While the drug companies on trial in Charleston have millions of dollars to spend on legal fees, Greenbrier County Chief Public Defender Joshua Edwards said that people charged with selling or possession of drugs are often appointed an attorney by the court or represented by a public defender.
Rather than run over the course of several months, he says the trials he sees for these cases typically last just two or three days. But the number of cases filed for drug charges puts strain on the system.
“I would say [we see] 100 to 150 indicted felonies because of drug use per year,” Edwards said of his county.
Beyond that, Edwards estimates that 90% of all cases heard in the court involve drugs, even if drug charges aren’t the primary offense.
Brett Ferro, the chief public defender for Marshall, Tyler and Wetzel counties, said that among the three, his office sees 800 to 900 drug-related cases a year. Most of those do not go to trial.
Ferro said that jails are overcrowded and the system is overrun with cases. Many of the cases end with plea agreements and probation sentences instead of time behind bars.
Ben Hatfield, the prosecuting attorney for Raleigh County, likened it to hospital bed shortages during the COVID-19 pandemic.
“We have so many cases that exist purely because of drugs,” Hatfield said. “[If it wasn’t for] drugs, we would be able to focus on those crimes that are committed purely for malicious reasons. But we have had to create all of these new programs trying to combat the drug problem. It is really an exhaustion of human resources.”

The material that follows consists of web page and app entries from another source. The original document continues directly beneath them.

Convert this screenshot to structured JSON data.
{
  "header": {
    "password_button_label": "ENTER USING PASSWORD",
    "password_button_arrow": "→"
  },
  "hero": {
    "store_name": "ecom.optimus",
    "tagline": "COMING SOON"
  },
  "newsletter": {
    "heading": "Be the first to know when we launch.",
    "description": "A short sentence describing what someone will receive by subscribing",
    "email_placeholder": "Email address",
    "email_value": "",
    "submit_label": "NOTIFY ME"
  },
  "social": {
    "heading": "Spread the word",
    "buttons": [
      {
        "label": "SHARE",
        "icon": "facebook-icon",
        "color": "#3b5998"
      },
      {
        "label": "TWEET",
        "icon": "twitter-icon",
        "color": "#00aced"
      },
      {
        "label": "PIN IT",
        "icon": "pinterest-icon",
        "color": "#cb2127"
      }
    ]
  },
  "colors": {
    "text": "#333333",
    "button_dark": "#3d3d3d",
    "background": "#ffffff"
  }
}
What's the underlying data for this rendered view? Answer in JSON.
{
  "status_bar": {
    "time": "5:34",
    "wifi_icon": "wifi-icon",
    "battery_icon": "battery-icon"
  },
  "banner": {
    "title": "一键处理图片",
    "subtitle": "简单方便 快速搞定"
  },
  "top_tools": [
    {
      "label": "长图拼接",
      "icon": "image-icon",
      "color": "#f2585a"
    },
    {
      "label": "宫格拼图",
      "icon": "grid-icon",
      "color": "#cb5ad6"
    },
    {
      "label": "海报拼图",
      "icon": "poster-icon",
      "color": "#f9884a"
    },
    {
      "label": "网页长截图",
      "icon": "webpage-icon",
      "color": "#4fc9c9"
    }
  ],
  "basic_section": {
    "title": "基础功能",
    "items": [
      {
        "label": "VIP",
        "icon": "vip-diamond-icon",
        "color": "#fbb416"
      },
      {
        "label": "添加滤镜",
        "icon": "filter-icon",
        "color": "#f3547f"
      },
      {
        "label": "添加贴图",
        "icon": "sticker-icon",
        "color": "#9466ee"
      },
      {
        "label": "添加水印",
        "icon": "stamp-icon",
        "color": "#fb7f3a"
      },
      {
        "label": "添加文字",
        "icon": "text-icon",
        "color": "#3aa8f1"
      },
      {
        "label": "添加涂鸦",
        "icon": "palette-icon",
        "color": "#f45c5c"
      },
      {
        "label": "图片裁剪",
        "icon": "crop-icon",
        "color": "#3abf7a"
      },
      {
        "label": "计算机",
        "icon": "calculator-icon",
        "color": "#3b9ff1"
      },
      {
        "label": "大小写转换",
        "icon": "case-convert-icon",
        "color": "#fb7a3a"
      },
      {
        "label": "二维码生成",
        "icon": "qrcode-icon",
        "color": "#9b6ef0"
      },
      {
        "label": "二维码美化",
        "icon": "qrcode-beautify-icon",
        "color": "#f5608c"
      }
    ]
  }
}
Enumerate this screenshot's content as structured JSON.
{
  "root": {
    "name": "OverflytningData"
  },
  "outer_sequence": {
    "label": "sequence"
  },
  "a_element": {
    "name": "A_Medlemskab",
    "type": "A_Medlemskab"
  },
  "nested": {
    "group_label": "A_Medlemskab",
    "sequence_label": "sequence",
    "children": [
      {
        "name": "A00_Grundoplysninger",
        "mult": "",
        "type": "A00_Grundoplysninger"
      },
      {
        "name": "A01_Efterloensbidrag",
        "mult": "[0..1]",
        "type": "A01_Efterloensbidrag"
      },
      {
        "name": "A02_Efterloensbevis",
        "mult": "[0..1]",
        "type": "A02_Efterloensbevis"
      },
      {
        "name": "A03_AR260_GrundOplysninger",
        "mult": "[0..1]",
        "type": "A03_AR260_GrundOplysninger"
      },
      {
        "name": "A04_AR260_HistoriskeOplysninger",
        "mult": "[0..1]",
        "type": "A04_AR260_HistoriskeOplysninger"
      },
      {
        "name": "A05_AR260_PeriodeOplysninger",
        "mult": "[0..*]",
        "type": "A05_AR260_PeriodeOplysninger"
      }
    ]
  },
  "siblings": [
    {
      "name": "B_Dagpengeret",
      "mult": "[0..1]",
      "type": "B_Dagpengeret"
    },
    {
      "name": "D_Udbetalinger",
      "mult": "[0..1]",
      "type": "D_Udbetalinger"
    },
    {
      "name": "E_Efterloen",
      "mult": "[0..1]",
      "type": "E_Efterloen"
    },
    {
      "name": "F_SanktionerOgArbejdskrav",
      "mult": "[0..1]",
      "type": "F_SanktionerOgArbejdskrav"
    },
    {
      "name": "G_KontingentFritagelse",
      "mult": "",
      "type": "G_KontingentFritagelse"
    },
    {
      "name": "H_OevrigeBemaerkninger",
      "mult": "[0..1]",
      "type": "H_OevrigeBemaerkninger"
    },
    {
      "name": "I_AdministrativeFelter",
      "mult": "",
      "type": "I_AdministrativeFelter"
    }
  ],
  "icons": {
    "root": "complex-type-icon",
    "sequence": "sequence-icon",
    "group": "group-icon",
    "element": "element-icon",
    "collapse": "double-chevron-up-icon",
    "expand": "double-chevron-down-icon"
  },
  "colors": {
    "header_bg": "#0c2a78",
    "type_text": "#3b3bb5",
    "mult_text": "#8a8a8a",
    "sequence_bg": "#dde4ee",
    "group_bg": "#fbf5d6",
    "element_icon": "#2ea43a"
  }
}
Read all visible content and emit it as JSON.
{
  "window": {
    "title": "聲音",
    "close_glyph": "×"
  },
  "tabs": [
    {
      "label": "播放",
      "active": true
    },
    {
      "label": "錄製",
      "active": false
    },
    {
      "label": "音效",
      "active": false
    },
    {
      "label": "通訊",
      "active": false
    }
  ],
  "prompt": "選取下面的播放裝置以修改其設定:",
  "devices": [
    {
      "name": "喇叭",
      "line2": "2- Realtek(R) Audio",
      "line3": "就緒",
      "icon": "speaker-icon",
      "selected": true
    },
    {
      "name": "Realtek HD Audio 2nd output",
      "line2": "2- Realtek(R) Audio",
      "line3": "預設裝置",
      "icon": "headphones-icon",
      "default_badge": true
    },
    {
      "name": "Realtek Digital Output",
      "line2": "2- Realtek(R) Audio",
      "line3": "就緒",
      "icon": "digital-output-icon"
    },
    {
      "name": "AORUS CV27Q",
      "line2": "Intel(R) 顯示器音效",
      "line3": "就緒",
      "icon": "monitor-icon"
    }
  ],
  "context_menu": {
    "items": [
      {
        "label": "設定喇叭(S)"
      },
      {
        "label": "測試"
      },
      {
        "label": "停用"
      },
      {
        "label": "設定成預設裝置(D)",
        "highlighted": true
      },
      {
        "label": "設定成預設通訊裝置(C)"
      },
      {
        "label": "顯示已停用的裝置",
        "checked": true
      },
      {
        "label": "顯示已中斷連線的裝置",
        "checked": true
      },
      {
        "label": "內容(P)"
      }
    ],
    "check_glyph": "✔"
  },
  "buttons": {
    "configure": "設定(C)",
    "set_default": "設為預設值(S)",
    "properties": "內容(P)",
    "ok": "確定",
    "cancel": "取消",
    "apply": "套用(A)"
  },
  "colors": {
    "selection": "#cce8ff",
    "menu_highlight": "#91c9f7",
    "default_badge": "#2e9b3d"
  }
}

Oxycodone to heroin
Even though the court proceedings for the 28-year-old Beckley woman accused of selling heroin and the major opioid distributors will look much different, the cases are connected.
When AmerisourceBergen vice president Chris Zimmerman shared a lyrical parody of the theme song for “The Beverly Hillbillies,” making fun of “a poor mountaineer” who purchased pills at a “cash ‘n carry” pain clinic with colleagues via email in 2011, he and others were making fun of the West Virginians — like the Beckley woman — whose lives were unraveling while his company profited.
At that time, the Beckley woman was 18 years old, coming of age in a state flooded with opioids and surrounded by neighbors who were addicted. Then, she began using herself.
She was 20 when she was arrested for selling oxycodone to an undercover police office. She was sentenced to three years’ probation.
Nearly eight years later, the pain pills have mostly given way to street drugs, but the crisis continues. Overdose deaths reached record numbers in 2020, when at least 1,275 West Virginians died from drug overdoses amid the pandemic. Although the drugs have changed over the years — there were increases in meth and fentanyl overdose deaths last year — the community impact remains. Many West Virginians are stuck in a cycle of addiction and criminal penalty.
“There’s a never ending supply of people to prosecute for drug crimes because we’re not doing anything to stop the source of the drug crimes,” said Kincaid, the former federal prosecutor. “There aren’t enough resources to get at the source of the problem … which is addiction.”
That’s what attorneys for the City of Huntington and Cabell County say they’re hoping to address by seeking money from these companies in court.
The $2 billion, they say, will go toward funding programs that will help the community move through this epidemic.